* WORK ORDER
Scan the entries for the word "this". Every line that has it should be copied.

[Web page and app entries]
== Segment start ==

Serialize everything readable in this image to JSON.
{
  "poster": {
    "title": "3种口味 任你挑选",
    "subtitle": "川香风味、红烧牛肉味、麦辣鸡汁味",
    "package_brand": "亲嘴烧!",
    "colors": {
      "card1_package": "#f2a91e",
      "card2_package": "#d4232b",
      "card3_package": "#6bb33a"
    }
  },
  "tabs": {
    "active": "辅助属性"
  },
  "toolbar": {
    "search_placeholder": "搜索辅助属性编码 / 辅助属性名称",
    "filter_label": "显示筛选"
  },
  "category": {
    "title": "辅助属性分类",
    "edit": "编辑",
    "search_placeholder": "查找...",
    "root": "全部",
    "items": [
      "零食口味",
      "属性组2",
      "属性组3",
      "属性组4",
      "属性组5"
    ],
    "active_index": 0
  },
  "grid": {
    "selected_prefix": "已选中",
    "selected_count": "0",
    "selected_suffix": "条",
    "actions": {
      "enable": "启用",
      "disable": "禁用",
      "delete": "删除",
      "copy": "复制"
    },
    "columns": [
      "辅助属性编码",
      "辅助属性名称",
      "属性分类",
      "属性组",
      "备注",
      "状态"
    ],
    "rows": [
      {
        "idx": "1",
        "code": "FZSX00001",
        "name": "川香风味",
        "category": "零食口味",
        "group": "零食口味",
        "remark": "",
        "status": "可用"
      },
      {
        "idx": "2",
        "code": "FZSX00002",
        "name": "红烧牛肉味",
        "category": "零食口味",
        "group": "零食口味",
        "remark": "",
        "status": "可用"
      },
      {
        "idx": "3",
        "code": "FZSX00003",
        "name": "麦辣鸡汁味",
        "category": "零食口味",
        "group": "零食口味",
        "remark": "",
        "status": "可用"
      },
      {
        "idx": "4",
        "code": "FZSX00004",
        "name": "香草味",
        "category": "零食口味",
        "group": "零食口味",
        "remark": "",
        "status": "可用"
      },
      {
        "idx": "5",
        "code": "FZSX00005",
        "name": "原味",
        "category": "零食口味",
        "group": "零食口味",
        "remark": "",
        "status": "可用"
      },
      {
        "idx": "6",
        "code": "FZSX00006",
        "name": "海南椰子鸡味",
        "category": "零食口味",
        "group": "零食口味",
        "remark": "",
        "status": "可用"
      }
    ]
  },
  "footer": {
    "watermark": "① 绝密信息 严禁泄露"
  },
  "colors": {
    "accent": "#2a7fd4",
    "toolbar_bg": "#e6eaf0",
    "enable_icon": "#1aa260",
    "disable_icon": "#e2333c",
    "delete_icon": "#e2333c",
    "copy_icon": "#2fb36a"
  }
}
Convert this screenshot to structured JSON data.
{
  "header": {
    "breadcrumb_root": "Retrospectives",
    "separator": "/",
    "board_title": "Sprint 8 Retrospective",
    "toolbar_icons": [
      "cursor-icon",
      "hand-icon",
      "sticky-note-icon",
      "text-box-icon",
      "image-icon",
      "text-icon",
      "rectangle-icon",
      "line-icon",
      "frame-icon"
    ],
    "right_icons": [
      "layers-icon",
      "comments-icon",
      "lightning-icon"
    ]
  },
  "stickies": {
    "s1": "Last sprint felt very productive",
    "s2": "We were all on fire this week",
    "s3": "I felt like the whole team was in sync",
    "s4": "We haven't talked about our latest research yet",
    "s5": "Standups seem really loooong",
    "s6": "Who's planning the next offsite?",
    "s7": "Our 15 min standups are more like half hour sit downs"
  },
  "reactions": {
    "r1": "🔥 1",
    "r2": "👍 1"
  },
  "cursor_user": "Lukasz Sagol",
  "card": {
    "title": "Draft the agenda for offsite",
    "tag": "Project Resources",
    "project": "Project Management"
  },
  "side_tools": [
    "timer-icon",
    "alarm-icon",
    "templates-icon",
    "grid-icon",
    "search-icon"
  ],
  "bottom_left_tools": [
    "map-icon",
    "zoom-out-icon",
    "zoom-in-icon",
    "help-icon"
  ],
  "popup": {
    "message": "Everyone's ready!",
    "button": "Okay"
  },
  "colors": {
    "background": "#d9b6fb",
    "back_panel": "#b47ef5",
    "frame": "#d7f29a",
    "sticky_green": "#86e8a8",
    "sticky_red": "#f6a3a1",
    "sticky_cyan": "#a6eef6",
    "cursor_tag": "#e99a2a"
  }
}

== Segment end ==

* RESPONSE BOX
Serialize everything readable in this image to JSON.
Convert this screenshot to structured JSON data.
    "s2": "We were all on fire this week",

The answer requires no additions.